Validating input in perl updating windows xp pro sp2 cd keys
Just tell Regex Buddy what you want to do, and you will get the proper Perl code straight away.Anything can be done: testing a string for a match, extracting search matches, validating input, search-and-replace, splitting a string, etc.Validating untrusted input safely is critical for application security: SQL injection, XSS and malicious file upload are common attacks which succeed because the user's input is not vetted correctly.Numbers are problematic: negative numbers ("the sales price was -0"), very large numbers ("my account balance is 9,223,372,036,854,775,807") or not-a-number ("rm -rf /") can all wreak havoc if not handled with care.Unlike simple regexes, it recognizes negative numbers and decimal strings just fine, but it has its own quirks that you should know about.For example, all of these strings "look like numbers": Another edge case in Perl is that the act of observing a scalar's value can change the scalar's type from number to string.
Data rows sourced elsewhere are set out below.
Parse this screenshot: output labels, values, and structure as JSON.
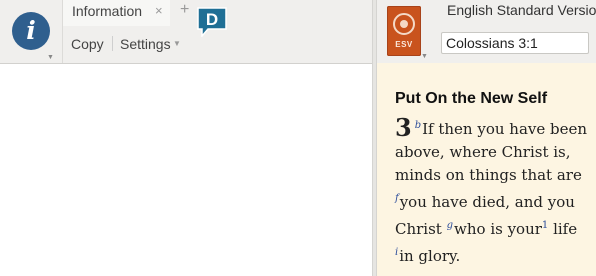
{
  "left_panel": {
    "info_icon_glyph": "i",
    "tab": {
      "label": "Information",
      "close": "×"
    },
    "add_tab": "+",
    "toolbar": {
      "copy": "Copy",
      "settings": "Settings"
    },
    "logo_letter": "D"
  },
  "right_panel": {
    "resource_title": "English Standard Version",
    "reference": "Colossians 3:1",
    "cover_text": "ESV",
    "heading": "Put On the New Self",
    "chapter": "3",
    "lines": [
      {
        "note": "b",
        "text": "If then you have been"
      },
      {
        "text": "above, where Christ is, "
      },
      {
        "text": "minds on things that are"
      },
      {
        "note": "f",
        "text": "you have died, and you"
      },
      {
        "text_a": "Christ ",
        "note": "g",
        "text_b": "who is your",
        "note2": "1",
        "text_c": " life"
      },
      {
        "note": "i",
        "text": "in glory."
      }
    ]
  },
  "colors": {
    "accent_blue": "#2f5f8e",
    "esv_orange": "#c9531d",
    "footnote_blue": "#2d4e9b",
    "page_bg": "#fdf5e2"
  }
}
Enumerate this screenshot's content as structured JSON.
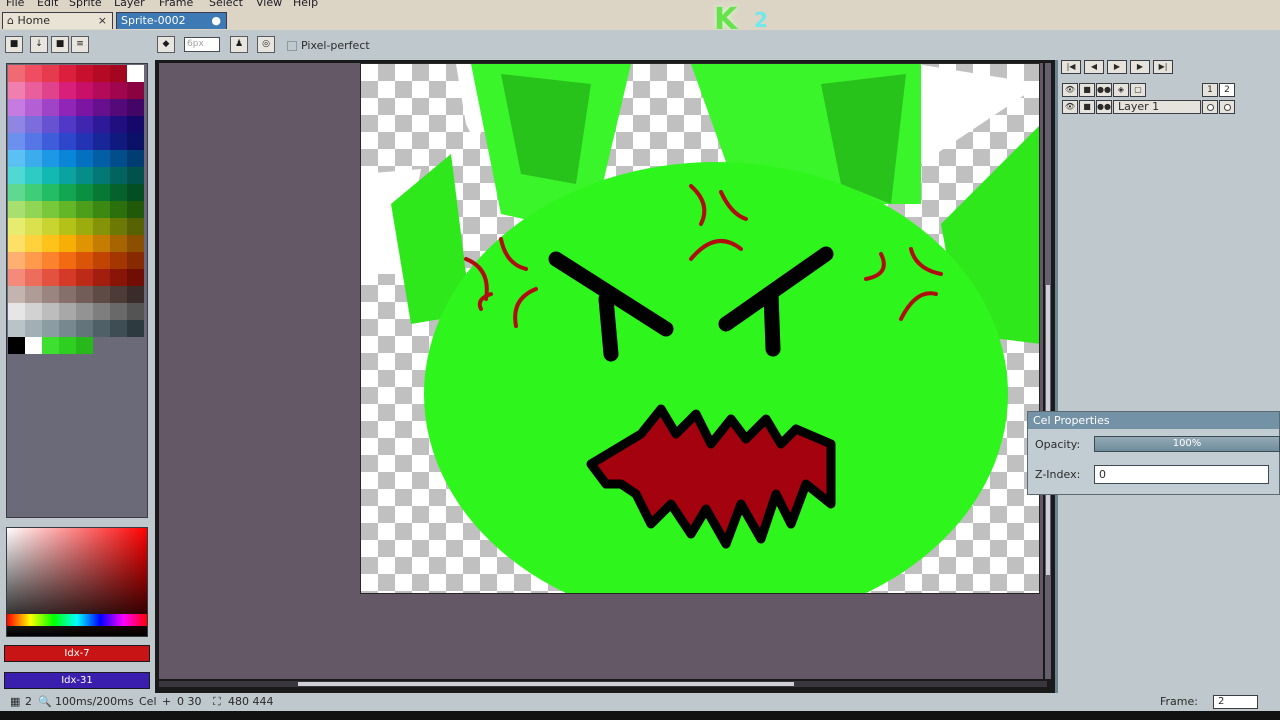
{
  "menubar": {
    "items": [
      "File",
      "Edit",
      "Sprite",
      "Layer",
      "Frame",
      "Select",
      "View",
      "Help"
    ]
  },
  "tabs": [
    {
      "label": "Home",
      "close": "×"
    },
    {
      "label": "Sprite-0002",
      "close": "●"
    }
  ],
  "app_logo": {
    "letter": "K",
    "number": "2"
  },
  "toolbar": {
    "brush_size_value": "6px",
    "pixel_perfect_label": "Pixel-perfect"
  },
  "palette": {
    "colors": [
      "#f06a74",
      "#ef4d62",
      "#e63a4e",
      "#dc1f3c",
      "#c8102e",
      "#b40a26",
      "#a5061f",
      "#ffffff",
      "#f07fb0",
      "#e95f9c",
      "#e0438c",
      "#d8207a",
      "#c81068",
      "#b40a5a",
      "#a0064d",
      "#8a0340",
      "#c57be0",
      "#b55fd4",
      "#a143c6",
      "#9025b8",
      "#7b15a2",
      "#67108e",
      "#550a7a",
      "#430566",
      "#8f86e3",
      "#7b6edc",
      "#6752d2",
      "#5238c6",
      "#3f25b0",
      "#2e1999",
      "#210f82",
      "#16086b",
      "#6c90ee",
      "#5576e4",
      "#3f5cda",
      "#2e46cc",
      "#2234b3",
      "#182698",
      "#101a7e",
      "#0a1166",
      "#5bc1f2",
      "#3bacec",
      "#1d98e4",
      "#0b85d8",
      "#0670c0",
      "#035ea6",
      "#024d8c",
      "#013d73",
      "#4fd9d4",
      "#2ecbc5",
      "#14b8b3",
      "#0aa39f",
      "#068d89",
      "#047874",
      "#03645f",
      "#02514d",
      "#5fd98f",
      "#3fcd78",
      "#22bd64",
      "#12a650",
      "#0b8f41",
      "#077835",
      "#05622b",
      "#034e22",
      "#a8e070",
      "#91d555",
      "#79c83c",
      "#63b628",
      "#4d9f1b",
      "#3b8813",
      "#2c700d",
      "#1f5909",
      "#e6ec70",
      "#d9e24e",
      "#c8d42f",
      "#b4c118",
      "#9cab0d",
      "#849308",
      "#6c7a05",
      "#566203",
      "#ffe066",
      "#ffd23d",
      "#ffc21a",
      "#f7ae05",
      "#e09402",
      "#c47c01",
      "#a76500",
      "#8a5000",
      "#ffb070",
      "#ff9a4d",
      "#fb832d",
      "#f26b12",
      "#db5508",
      "#c04404",
      "#a43602",
      "#882a01",
      "#f48a7a",
      "#ed6d5c",
      "#e2523f",
      "#d43a27",
      "#bd2a18",
      "#a31e0f",
      "#891408",
      "#700d04",
      "#c4b4b0",
      "#b09c97",
      "#9b8580",
      "#87706b",
      "#735d58",
      "#5f4b46",
      "#4c3b37",
      "#3a2c29",
      "#e6e6e6",
      "#d2d2d2",
      "#bdbdbd",
      "#a8a8a8",
      "#939393",
      "#7e7e7e",
      "#696969",
      "#545454",
      "#b8c4c8",
      "#a2b0b5",
      "#8c9ca2",
      "#77888f",
      "#63747b",
      "#506067",
      "#3e4d53",
      "#2d3a40",
      "#000000",
      "#ffffff",
      "#3de02e",
      "#2fcf22",
      "#27b81c",
      "#6a6a78",
      "#6a6a78",
      "#6a6a78"
    ],
    "fg_label": "Idx-7",
    "bg_label": "Idx-31",
    "fg_color": "#c81414",
    "bg_color": "#3a1fae"
  },
  "timeline": {
    "nav_buttons": [
      "first-frame",
      "previous-frame",
      "play",
      "next-frame",
      "last-frame"
    ],
    "frame_numbers": [
      "1",
      "2"
    ],
    "layer_name": "Layer 1"
  },
  "cel_properties": {
    "title": "Cel Properties",
    "opacity_label": "Opacity:",
    "opacity_value": "100%",
    "zindex_label": "Z-Index:",
    "zindex_value": "0"
  },
  "statusbar": {
    "frame_count": "2",
    "duration": "100ms/200ms",
    "cel_label": "Cel",
    "position": "0 30",
    "size": "480 444",
    "frame_label": "Frame:",
    "frame_value": "2"
  },
  "colors": {
    "canvas_bg": "#645866",
    "panel_bg": "#bfc8cd",
    "accent": "#3d79b5",
    "monster_green": "#2ef51c"
  }
}
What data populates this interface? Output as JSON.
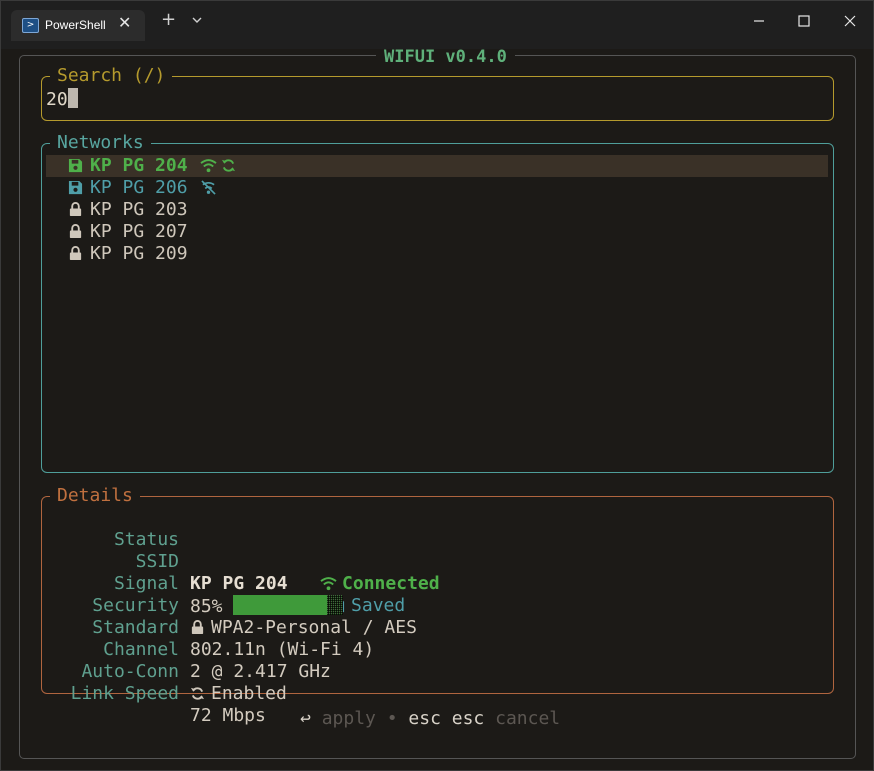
{
  "window": {
    "tab_title": "PowerShell",
    "new_tab": "+",
    "dropdown": "⌄",
    "close_tab": "✕",
    "minimize": "—",
    "maximize": "☐",
    "close": "✕"
  },
  "app": {
    "title": "WIFUI v0.4.0"
  },
  "search": {
    "title": "Search (/)",
    "value": "20"
  },
  "networks": {
    "title": "Networks",
    "items": [
      {
        "ssid": "KP PG 204",
        "icon": "save-icon",
        "status": "connected-selected",
        "extra_icons": [
          "wifi-icon",
          "autoconnect-icon"
        ]
      },
      {
        "ssid": "KP PG 206",
        "icon": "save-icon",
        "status": "saved",
        "extra_icons": [
          "wifi-off-icon"
        ]
      },
      {
        "ssid": "KP PG 203",
        "icon": "lock-icon",
        "status": "secured"
      },
      {
        "ssid": "KP PG 207",
        "icon": "lock-icon",
        "status": "secured"
      },
      {
        "ssid": "KP PG 209",
        "icon": "lock-icon",
        "status": "secured"
      }
    ]
  },
  "details": {
    "title": "Details",
    "status_label": "Status",
    "status_value": "Connected",
    "saved_value": "Saved",
    "ssid_label": "SSID",
    "ssid_value": "KP PG 204",
    "signal_label": "Signal",
    "signal_value": "85%",
    "signal_level": 0.85,
    "security_label": "Security",
    "security_value": "WPA2-Personal / AES",
    "standard_label": "Standard",
    "standard_value": "802.11n (Wi-Fi 4)",
    "channel_label": "Channel",
    "channel_value": "2 @ 2.417 GHz",
    "autoconn_label": "Auto-Conn",
    "autoconn_value": "Enabled",
    "linkspeed_label": "Link Speed",
    "linkspeed_value": "72 Mbps"
  },
  "footer": {
    "apply_icon": "↩",
    "apply": "apply",
    "separator": "•",
    "esc": "esc esc",
    "cancel": "cancel"
  },
  "colors": {
    "connected": "#4fb04a",
    "saved": "#4f9ea8",
    "search_border": "#b59a2d",
    "networks_border": "#4f9e9a",
    "details_border": "#b0653f"
  }
}
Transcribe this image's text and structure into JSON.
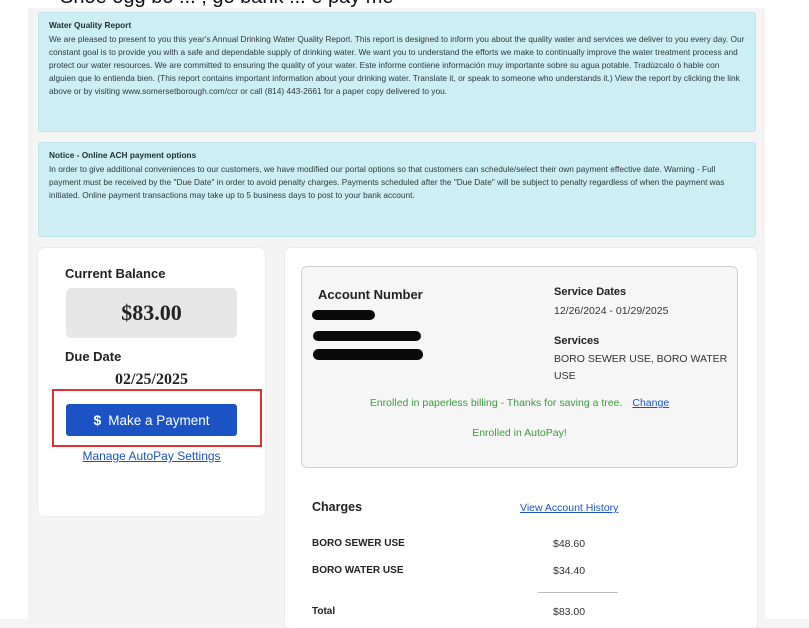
{
  "top_partial_text": "Shoe ogg bo ... ; go bank ... e pay me",
  "notices": [
    {
      "title": "Water Quality Report",
      "body": "We are pleased to present to you this year's Annual Drinking Water Quality Report. This report is designed to inform you about the quality water and services we deliver to you every day. Our constant goal is to provide you with a safe and dependable supply of drinking water. We want you to understand the efforts we make to continually improve the water treatment process and protect our water resources. We are committed to ensuring the quality of your water. Este informe contiene información muy importante sobre su agua potable. Tradúzcalo ó hable con alguien que lo entienda bien. (This report contains important information about your drinking water. Translate it, or speak to someone who understands it.) View the report by clicking the link above or by visiting www.somersetborough.com/ccr or call (814) 443-2661 for a paper copy delivered to you."
    },
    {
      "title": "Notice - Online ACH payment options",
      "body": "In order to give additional conveniences to our customers, we have modified our portal options so that customers can schedule/select their own payment effective date. Warning - Full payment must be received by the \"Due Date\" in order to avoid penalty charges. Payments scheduled after the \"Due Date\" will be subject to penalty regardless of when the payment was initiated. Online payment transactions may take up to 5 business days to post to your bank account."
    }
  ],
  "balance": {
    "current_balance_label": "Current Balance",
    "current_balance": "$83.00",
    "due_date_label": "Due Date",
    "due_date": "02/25/2025",
    "pay_button_icon": "$",
    "pay_button_label": "Make a Payment",
    "autopay_link": "Manage AutoPay Settings"
  },
  "account": {
    "account_number_label": "Account Number",
    "service_dates_label": "Service Dates",
    "service_dates": "12/26/2024 - 01/29/2025",
    "services_label": "Services",
    "services": "BORO SEWER USE, BORO WATER USE",
    "paperless_text": "Enrolled in paperless billing - Thanks for saving a tree.",
    "change_link": "Change",
    "autopay_text": "Enrolled in AutoPay!"
  },
  "charges": {
    "label": "Charges",
    "history_link": "View Account History",
    "rows": [
      {
        "name": "BORO SEWER USE",
        "amount": "$48.60"
      },
      {
        "name": "BORO WATER USE",
        "amount": "$34.40"
      }
    ],
    "total_label": "Total",
    "total_amount": "$83.00"
  },
  "colors": {
    "notice_bg": "#cdeef2",
    "primary_button": "#1b53c4",
    "link": "#1b53c4",
    "enrolled_green": "#3a9d3a",
    "highlight_red": "#e03030"
  }
}
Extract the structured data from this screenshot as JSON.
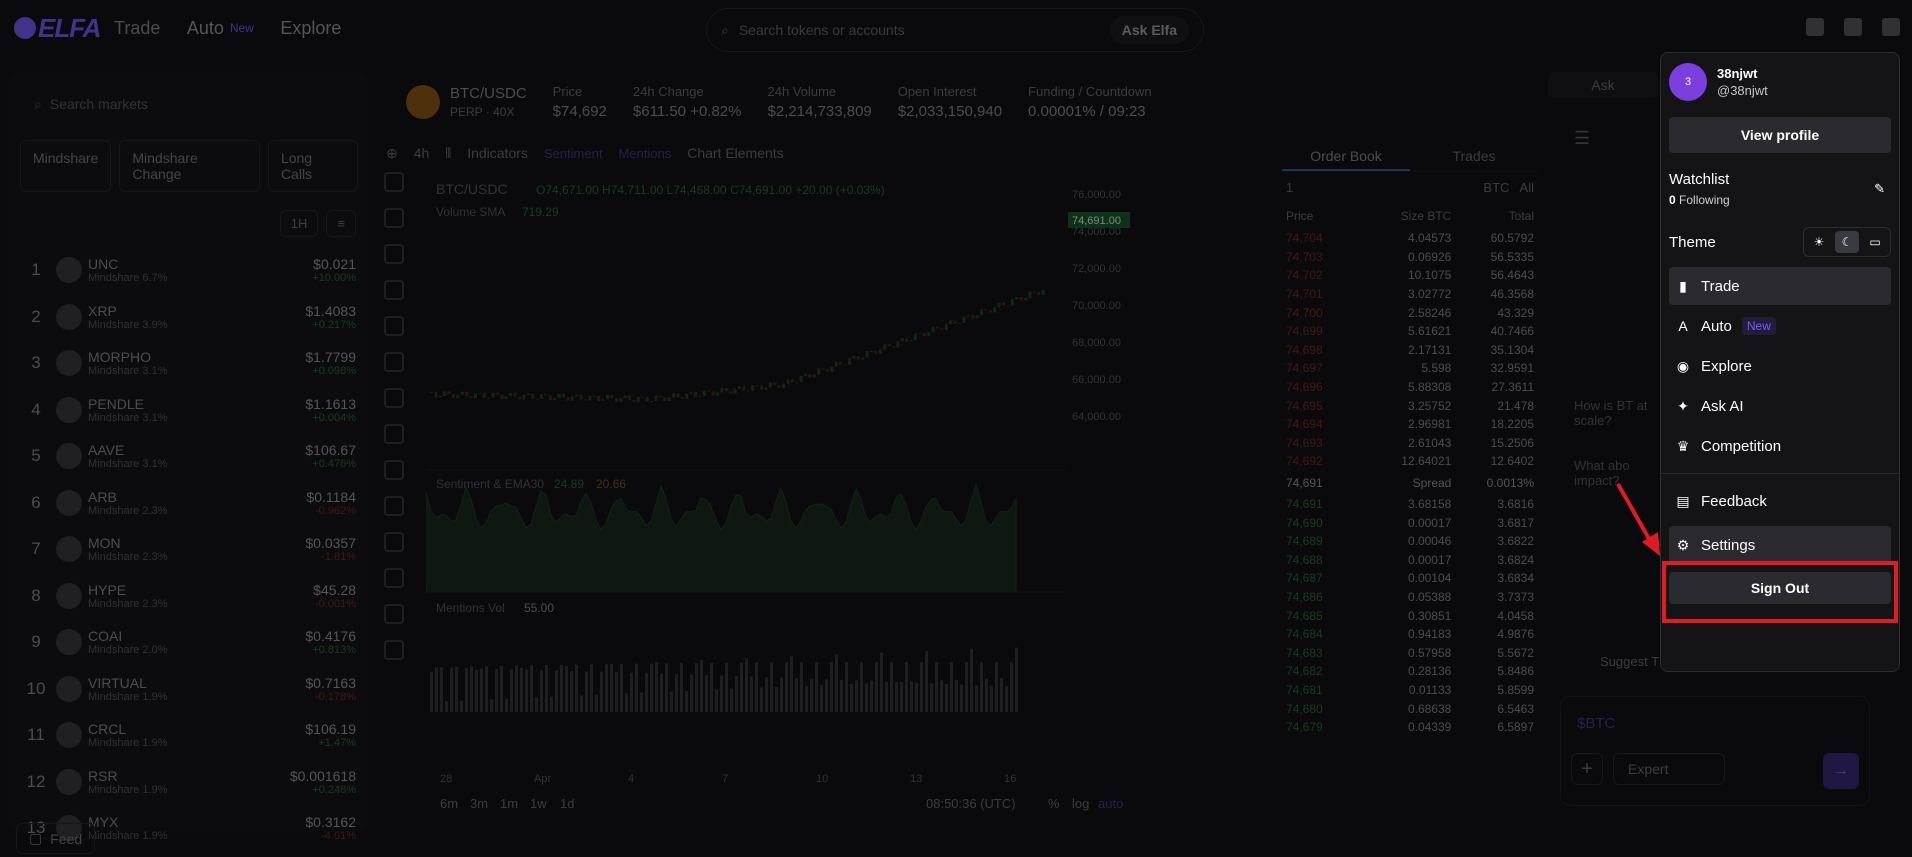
{
  "nav": {
    "trade": "Trade",
    "auto": "Auto",
    "new": "New",
    "explore": "Explore"
  },
  "search": {
    "placeholder": "Search tokens or accounts",
    "ask": "Ask Elfa"
  },
  "markets": {
    "placeholder": "Search markets",
    "filters": [
      "Mindshare",
      "Mindshare Change",
      "Long Calls"
    ],
    "timeframe": "1H",
    "rows": [
      {
        "rank": "1",
        "name": "UNC",
        "sub": "Mindshare 6.7%",
        "price": "$0.021",
        "chg": "+10.00%",
        "dir": "up"
      },
      {
        "rank": "2",
        "name": "XRP",
        "sub": "Mindshare 3.9%",
        "price": "$1.4083",
        "chg": "+0.217%",
        "dir": "up"
      },
      {
        "rank": "3",
        "name": "MORPHO",
        "sub": "Mindshare 3.1%",
        "price": "$1.7799",
        "chg": "+0.098%",
        "dir": "up"
      },
      {
        "rank": "4",
        "name": "PENDLE",
        "sub": "Mindshare 3.1%",
        "price": "$1.1613",
        "chg": "+0.004%",
        "dir": "up"
      },
      {
        "rank": "5",
        "name": "AAVE",
        "sub": "Mindshare 3.1%",
        "price": "$106.67",
        "chg": "+0.476%",
        "dir": "up"
      },
      {
        "rank": "6",
        "name": "ARB",
        "sub": "Mindshare 2.3%",
        "price": "$0.1184",
        "chg": "-0.962%",
        "dir": "dn"
      },
      {
        "rank": "7",
        "name": "MON",
        "sub": "Mindshare 2.3%",
        "price": "$0.0357",
        "chg": "-1.81%",
        "dir": "dn"
      },
      {
        "rank": "8",
        "name": "HYPE",
        "sub": "Mindshare 2.3%",
        "price": "$45.28",
        "chg": "-0.001%",
        "dir": "dn"
      },
      {
        "rank": "9",
        "name": "COAI",
        "sub": "Mindshare 2.0%",
        "price": "$0.4176",
        "chg": "+0.813%",
        "dir": "up"
      },
      {
        "rank": "10",
        "name": "VIRTUAL",
        "sub": "Mindshare 1.9%",
        "price": "$0.7163",
        "chg": "-0.178%",
        "dir": "dn"
      },
      {
        "rank": "11",
        "name": "CRCL",
        "sub": "Mindshare 1.9%",
        "price": "$106.19",
        "chg": "+1.47%",
        "dir": "up"
      },
      {
        "rank": "12",
        "name": "RSR",
        "sub": "Mindshare 1.9%",
        "price": "$0.001618",
        "chg": "+0.248%",
        "dir": "up"
      },
      {
        "rank": "13",
        "name": "MYX",
        "sub": "Mindshare 1.9%",
        "price": "$0.3162",
        "chg": "-4.01%",
        "dir": "dn"
      }
    ]
  },
  "feed": "Feed",
  "pair": {
    "name": "BTC/USDC",
    "sub": "PERP · 40X",
    "lev": "x40",
    "stats": [
      {
        "k": "Price",
        "v": "$74,692"
      },
      {
        "k": "24h Change",
        "v": "$611.50 +0.82%"
      },
      {
        "k": "24h Volume",
        "v": "$2,214,733,809"
      },
      {
        "k": "Open Interest",
        "v": "$2,033,150,940"
      },
      {
        "k": "Funding / Countdown",
        "v": "0.00001% / 09:23"
      }
    ]
  },
  "toolbar": {
    "interval": "4h",
    "indicators": "Indicators",
    "sentiment": "Sentiment",
    "mentions": "Mentions",
    "elements": "Chart Elements"
  },
  "chart": {
    "legend": "BTC/USDC",
    "ohlc": "O74,671.00 H74,711.00 L74,468.00 C74,691.00 +20.00 (+0.03%)",
    "vol": "Volume SMA",
    "volv": "719.29",
    "sent": "Sentiment & EMA30",
    "sentv1": "24.89",
    "sentv2": "20.66",
    "ment": "Mentions Vol",
    "mentv": "55.00",
    "last": "74,691.00",
    "yticks": [
      "76,000.00",
      "74,000.00",
      "72,000.00",
      "70,000.00",
      "68,000.00",
      "66,000.00",
      "64,000.00"
    ],
    "xticks": [
      "28",
      "Apr",
      "4",
      "7",
      "10",
      "13",
      "16"
    ],
    "ranges": [
      "6m",
      "3m",
      "1m",
      "1w",
      "1d"
    ],
    "clock": "08:50:36 (UTC)",
    "pct": "%",
    "log": "log",
    "auto": "auto"
  },
  "orderbook": {
    "tabs": [
      "Order Book",
      "Trades"
    ],
    "size": "1",
    "unit": "BTC",
    "filter": "All",
    "cols": [
      "Price",
      "Size BTC",
      "Total"
    ],
    "asks": [
      [
        "74,704",
        "4.04573",
        "60.5792"
      ],
      [
        "74,703",
        "0.06926",
        "56.5335"
      ],
      [
        "74,702",
        "10.1075",
        "56.4643"
      ],
      [
        "74,701",
        "3.02772",
        "46.3568"
      ],
      [
        "74,700",
        "2.58246",
        "43.329"
      ],
      [
        "74,699",
        "5.61621",
        "40.7466"
      ],
      [
        "74,698",
        "2.17131",
        "35.1304"
      ],
      [
        "74,697",
        "5.598",
        "32.9591"
      ],
      [
        "74,696",
        "5.88308",
        "27.3611"
      ],
      [
        "74,695",
        "3.25752",
        "21.478"
      ],
      [
        "74,694",
        "2.96981",
        "18.2205"
      ],
      [
        "74,693",
        "2.61043",
        "15.2506"
      ],
      [
        "74,692",
        "12.64021",
        "12.6402"
      ]
    ],
    "spread": [
      "74,691",
      "Spread",
      "0.0013%"
    ],
    "bids": [
      [
        "74,691",
        "3.68158",
        "3.6816"
      ],
      [
        "74,690",
        "0.00017",
        "3.6817"
      ],
      [
        "74,689",
        "0.00046",
        "3.6822"
      ],
      [
        "74,688",
        "0.00017",
        "3.6824"
      ],
      [
        "74,687",
        "0.00104",
        "3.6834"
      ],
      [
        "74,686",
        "0.05388",
        "3.7373"
      ],
      [
        "74,685",
        "0.30851",
        "4.0458"
      ],
      [
        "74,684",
        "0.94183",
        "4.9876"
      ],
      [
        "74,683",
        "0.57958",
        "5.5672"
      ],
      [
        "74,682",
        "0.28136",
        "5.8486"
      ],
      [
        "74,681",
        "0.01133",
        "5.8599"
      ],
      [
        "74,680",
        "0.68638",
        "6.5463"
      ],
      [
        "74,679",
        "0.04339",
        "6.5897"
      ]
    ]
  },
  "assistant": {
    "ask": "Ask",
    "q1": "How is BT at scale?",
    "q2": "What abo impact?",
    "suggest": "Suggest T",
    "token": "$BTC",
    "mode": "Expert"
  },
  "menu": {
    "avatar": "3",
    "name": "38njwt",
    "handle": "@38njwt",
    "view": "View profile",
    "watchlist": "Watchlist",
    "following_n": "0",
    "following": "Following",
    "theme": "Theme",
    "items": [
      {
        "label": "Trade",
        "icon": "▮"
      },
      {
        "label": "Auto",
        "icon": "A",
        "badge": "New"
      },
      {
        "label": "Explore",
        "icon": "◉"
      },
      {
        "label": "Ask AI",
        "icon": "✦"
      },
      {
        "label": "Competition",
        "icon": "♛"
      }
    ],
    "feedback": "Feedback",
    "settings": "Settings",
    "signout": "Sign Out"
  }
}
If there are some well defined types of SQL injection codes, are there some patterns that can be used for filtering? Quickly apply the regex to a wide variety of input and sample data, without having to produce that input through your script.Finally, let Regex Buddy generate a source code snippet that you can copy and paste directly into whichever IDE or Perl code editor you use.That might be enough for your application but be aware that it doesn't handle all permutations of integers. You could update the regex to accept an optional minus: or use a standardized regex from [Regexp:: Common::number](), which also has patterns for matching decimal places, thousands separators and other common-but-tricky things to match.Large integers may also fail to match , which doesn't match an integer-only regex.